Ducati is in Colorado this weekend, taking part in the 90th running of the Pikes Peak International Hill Climb. The second oldest motorsport race in the United States (the first being the Indy 500), 2012 is the first year that the Race to the Clouds will take place on a fully-paved road course, which is sure to bring a new chapter in this historic race.
Asphalt & Rubber made the great trek out to Colorado (braving the far-too-early mornings), and we are here mostly to heckle our boy Carlin Dunne, who won the race last year in his rookie debut (setting a course record no less). Riding with the Ducati Spider Grips Team this year, Dunne will be joining Greg Tracy, as the pair will again ride the Ducati Multistrada 1200 S up to the 14,000+ foot finish line.
Ducati hopes to continue its dominance on the mountain this year, and the Ducati has rolled out another iteration of its Multistrada 1200 S race bike, which we gushed over last year. It is hard to believe that the previous bike feels a bit dated now (though, we still wouldn’t mind a Pikes Peak edition MTS 1200 in our garage), but this year’s machine brings added refinery to the race bike, as well as an understated and classy, yet beautiful paint job.
Despite what you will hear from the privateers, the Ducati team is running fairly stock machines. All the street-legal pieces have been removed of course, with Tracy’s #555 machine getting a bit more attention to its modifications than Dunne’s #5 machine. Both bikes benefit from upgraded brakes, which feature Brembo MotoGP radial master cylinders and brakes pads, as well as the Ducati Superbike 1198’s monoblock brake calipers.
Suspension is stock, but has been massaged by Paul Thede at Race Tech, while Akrapovic has built a special Evolution exhaust for the Ducati Multistrada 1200 S Pikes Peak race bikes (six were made for the team, with only 50 units built for consumers worldwide, 20 of which will be coming the US). Glossy aluminum superbike wheels are courtesy of OZ Wheels, while the subframe and bodywork have also been modified by the team.

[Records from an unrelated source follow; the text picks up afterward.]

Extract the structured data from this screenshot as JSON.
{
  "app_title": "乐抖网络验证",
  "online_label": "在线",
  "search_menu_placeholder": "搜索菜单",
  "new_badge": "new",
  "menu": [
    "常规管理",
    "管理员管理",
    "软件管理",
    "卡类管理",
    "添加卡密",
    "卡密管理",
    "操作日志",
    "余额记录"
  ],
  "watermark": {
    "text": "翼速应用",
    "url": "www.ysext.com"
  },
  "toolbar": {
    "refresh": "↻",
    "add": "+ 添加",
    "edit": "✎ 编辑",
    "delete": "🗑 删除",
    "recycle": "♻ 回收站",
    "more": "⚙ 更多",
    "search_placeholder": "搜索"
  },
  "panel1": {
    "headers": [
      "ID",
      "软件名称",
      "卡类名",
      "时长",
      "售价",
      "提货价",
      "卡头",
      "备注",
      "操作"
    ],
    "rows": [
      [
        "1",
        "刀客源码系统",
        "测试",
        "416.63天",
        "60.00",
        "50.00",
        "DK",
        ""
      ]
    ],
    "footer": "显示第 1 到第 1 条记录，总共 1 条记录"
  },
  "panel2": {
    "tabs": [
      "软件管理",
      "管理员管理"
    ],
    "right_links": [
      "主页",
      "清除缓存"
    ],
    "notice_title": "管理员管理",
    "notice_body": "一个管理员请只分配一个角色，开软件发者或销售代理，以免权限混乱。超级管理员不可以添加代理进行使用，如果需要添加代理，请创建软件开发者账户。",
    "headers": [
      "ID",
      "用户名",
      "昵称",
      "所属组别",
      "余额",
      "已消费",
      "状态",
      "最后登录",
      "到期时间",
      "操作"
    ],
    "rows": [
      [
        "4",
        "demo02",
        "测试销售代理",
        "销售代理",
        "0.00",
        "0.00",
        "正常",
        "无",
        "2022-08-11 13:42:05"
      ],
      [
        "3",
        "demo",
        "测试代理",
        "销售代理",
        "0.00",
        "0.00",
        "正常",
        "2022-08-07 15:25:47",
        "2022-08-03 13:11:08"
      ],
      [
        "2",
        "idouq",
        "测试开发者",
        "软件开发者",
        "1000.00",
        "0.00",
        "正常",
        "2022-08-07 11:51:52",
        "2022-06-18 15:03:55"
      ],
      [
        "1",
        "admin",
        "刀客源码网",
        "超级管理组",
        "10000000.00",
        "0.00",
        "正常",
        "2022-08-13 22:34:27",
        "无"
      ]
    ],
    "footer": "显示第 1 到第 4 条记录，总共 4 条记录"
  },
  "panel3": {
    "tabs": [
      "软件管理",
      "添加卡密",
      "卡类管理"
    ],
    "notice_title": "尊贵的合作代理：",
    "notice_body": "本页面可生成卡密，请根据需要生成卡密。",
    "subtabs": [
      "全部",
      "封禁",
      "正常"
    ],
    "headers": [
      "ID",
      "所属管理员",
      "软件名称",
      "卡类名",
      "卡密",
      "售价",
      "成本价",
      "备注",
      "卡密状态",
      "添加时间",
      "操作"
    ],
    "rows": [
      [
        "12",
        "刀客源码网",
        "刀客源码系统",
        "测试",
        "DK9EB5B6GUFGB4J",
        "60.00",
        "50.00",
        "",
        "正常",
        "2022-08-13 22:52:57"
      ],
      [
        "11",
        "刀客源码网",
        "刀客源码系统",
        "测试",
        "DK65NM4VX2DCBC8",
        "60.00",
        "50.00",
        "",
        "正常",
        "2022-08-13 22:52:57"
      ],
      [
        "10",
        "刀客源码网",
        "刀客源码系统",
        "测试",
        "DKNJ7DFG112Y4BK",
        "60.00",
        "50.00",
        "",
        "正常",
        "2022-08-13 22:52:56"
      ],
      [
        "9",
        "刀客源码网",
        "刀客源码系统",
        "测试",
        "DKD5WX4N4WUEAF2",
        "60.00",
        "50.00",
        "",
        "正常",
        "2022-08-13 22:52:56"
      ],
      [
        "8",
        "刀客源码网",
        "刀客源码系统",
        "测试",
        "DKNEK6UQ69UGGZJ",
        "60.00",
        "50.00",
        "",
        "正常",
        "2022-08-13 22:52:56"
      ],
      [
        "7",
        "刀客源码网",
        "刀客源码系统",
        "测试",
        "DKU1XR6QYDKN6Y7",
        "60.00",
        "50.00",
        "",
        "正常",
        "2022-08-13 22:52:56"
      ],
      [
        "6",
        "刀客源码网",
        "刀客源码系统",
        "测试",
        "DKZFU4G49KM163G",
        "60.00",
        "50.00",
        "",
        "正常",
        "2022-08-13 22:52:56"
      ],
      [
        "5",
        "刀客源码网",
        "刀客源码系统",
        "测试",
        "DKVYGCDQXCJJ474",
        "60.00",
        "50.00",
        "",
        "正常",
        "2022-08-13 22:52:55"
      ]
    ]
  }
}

Both bikes feature a full-band auto-tuning ECU system, which should help the Multistrada’s deal with the massive altitude change over the course of the race (the starting line is at 9,300, while the finish line is at 14,100 feet). Ducati won’t talk openly about modifications to the motor, though it was suggested that not much work has been done to the machines internally. We can imagine that both the #5 and #555 bikes have had their engines blueprinted, and that none of the major components have been altered.

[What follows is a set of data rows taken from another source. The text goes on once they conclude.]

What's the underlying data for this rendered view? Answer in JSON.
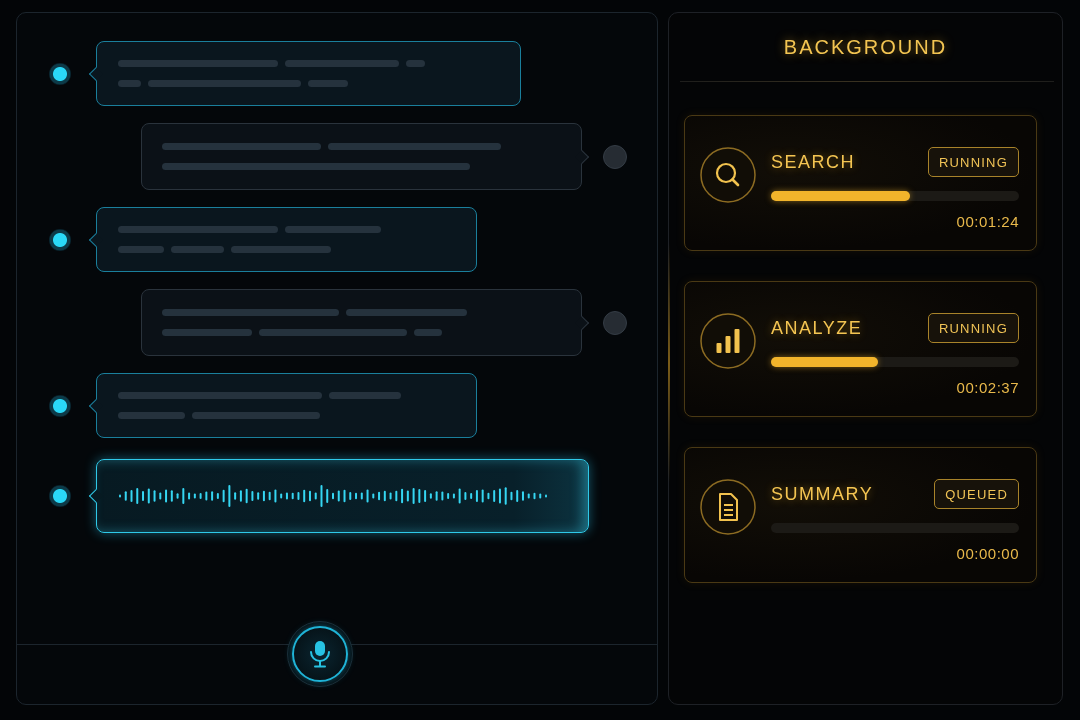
{
  "conversation": {
    "messages": [
      {
        "kind": "incoming"
      },
      {
        "kind": "outgoing"
      },
      {
        "kind": "incoming"
      },
      {
        "kind": "outgoing"
      },
      {
        "kind": "incoming"
      },
      {
        "kind": "voice"
      }
    ]
  },
  "background_panel": {
    "title": "BACKGROUND",
    "tasks": [
      {
        "kind": "search",
        "title": "SEARCH",
        "status": "RUNNING",
        "level": 0.56,
        "elapsed": "00:01:24"
      },
      {
        "kind": "analyze",
        "title": "ANALYZE",
        "status": "RUNNING",
        "level": 0.43,
        "elapsed": "00:02:37"
      },
      {
        "kind": "summary",
        "title": "SUMMARY",
        "status": "QUEUED",
        "elapsed": "00:00:00"
      }
    ]
  }
}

With Carlin Dunne looking to backup his record-setting rookie victory last year, he will have tough competition from his teammate Greg Tracy, not to mention a field comprised of some stout PPIHC veterans. We’ll bring you the qualifying and race results as the 90th Pike Peak International Hill Climb gets underway.

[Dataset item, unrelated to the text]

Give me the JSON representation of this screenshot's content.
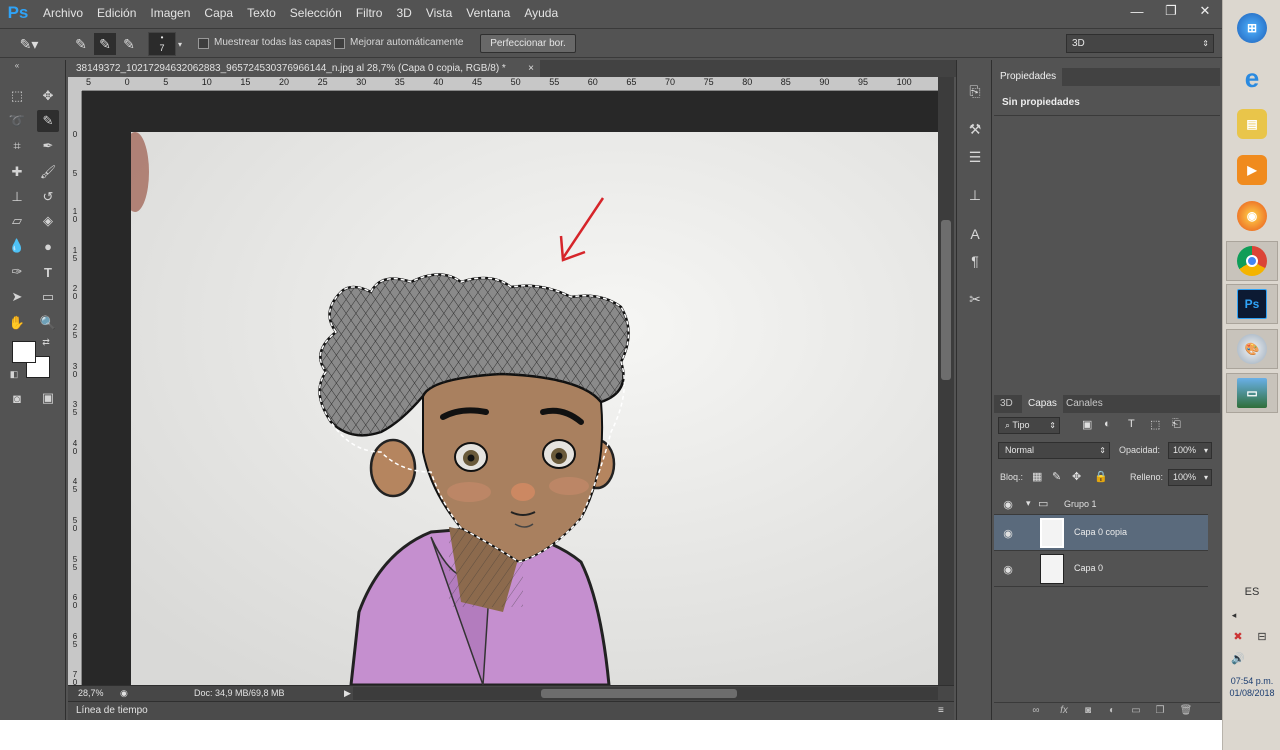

Photos: © 2012 Jensen Beeler / Asphalt & Rubber – Creative Commons – Attribution 3.0